Until I had a wakeup call.
Recently, I was given a task at work that I had never done before. I won’t bore you with the details, but suffice it to say that the entire time I was meeting with my boss about that task, I was in full panic mode. I felt jittery, my hands were sweaty and my heart was thumping in my chest so loudly I could hear it. I barely focused on what my boss was saying to me because the self-sabotaging voice inside of me was so very loud, reminding me that I will fail at that task, no doubt about it. My boss noticed and gently reassured me that I was up to the challenge. I thanked him and ran to the bathroom, and actually cried. I am not sure what the tears were for; fear, relief, gratitude that someone actually believed in me more than I believed in myself. I washed my face and went back to my office, and the task went very well.
It was the wakeup call that I needed. I knew at that point, with absolute certainty, that my condition was not a quirk, that my life was not normal. I started researching different mental health issues, until I came across the one article that answered all of my questions. Yes, I live with anxiety. My body-mate finally had a name.
I firmly believe that half the solution is in isolating the problem, but where do I go from here?
I could resort to pharmaceuticals, and there is nothing wrong with that. In fact, I could end up seeing immediate results if I go that route. However, when digging a little deeper, it turns out that exercise (that dirty little word) does wonders for people living with anxiety. The solution to decades of anxiety lied in breaking a sweat. Who knew?
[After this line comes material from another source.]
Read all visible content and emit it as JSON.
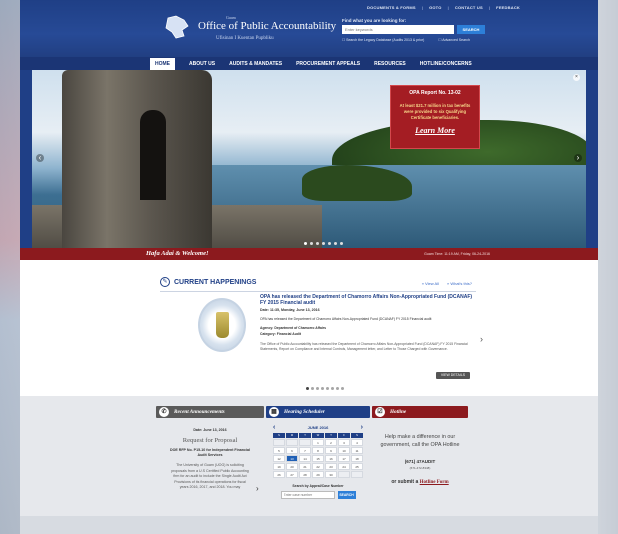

This story does not have a happy ending … yet. My condition, as is my life, is a work-in-progress.
The jury is still out for now, but my promise to you, my dear reader, on this somewhat calm day, is that I will get a hold of my anxiety, no matter how long it takes me.
Don’t believe me? I am happy to surrender my planner to you … Well, give me some time.